Sandmann, a junior at Covington Catholic High School in Kentucky, sat down with Savannah Guthrie for an interview airing Wednesday on TODAY.
In a preview clip released Tuesday evening, Savannah asks Sandmann whether he feels he owes anybody an apology for his role in the encounter, which went viral.
“Do you see your own fault in any way?” she asks.
“As far as standing there, I had every right to do so,” Sandmann replies. “My position is that I was not disrespectful to Mr. Phillips. I respect him. I'd like to talk to him.
“In hindsight, I wish we could have walked away and avoided the whole thing.”
Sandmann has been the target of criticism online after a widely circulated video showed the boy, wearing a “Make America Great Again” hat, appearing to grin close to Phillips’ face as the activist sang and played a drum during an Indigenous Peoples March.
In a statement his family released through a public relations firm over the weekend, Sandmann said that the encounter occurred after another incident which was not shown in the initial video clip, in which four African-American protestors directed “derogatory insults” at his school group. He stated that as a result of that interaction, he had, with permission from a chaperone, led students in school spirit chants "to counter the hateful things that were being shouted at our group."
In the statement Sandmann said he “never interacted” with Phillips and was “startled and confused as to why he had approached me.”
Phillips has said that he approached the students, hoping to defuse the tension from a heated exchange he said he saw the group have with Black Hebrew Israelites.
He has laid blame on the school chaperones, telling MSNBC’s Joy Reid, "Where were they? How did they allow these students to come to this point after an hour of this happening? Were they with them? Were they encouraging them?"

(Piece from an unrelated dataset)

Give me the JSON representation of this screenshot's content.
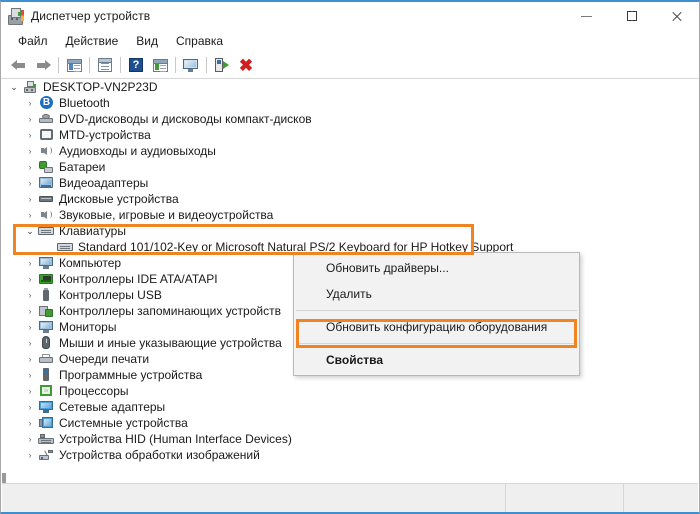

Phillips told NBC News in an interview, “Instead of being expelled the students should go through some kind of sensitivity training. That they should ... cultural education of some kind. And if they don't, then don't graduate.”
Covington Catholic High School has said the students were in Washington, D.C., to attend the March for Life rally.
Savannah’s full interview with Sandmann will air Wednesday on TODAY.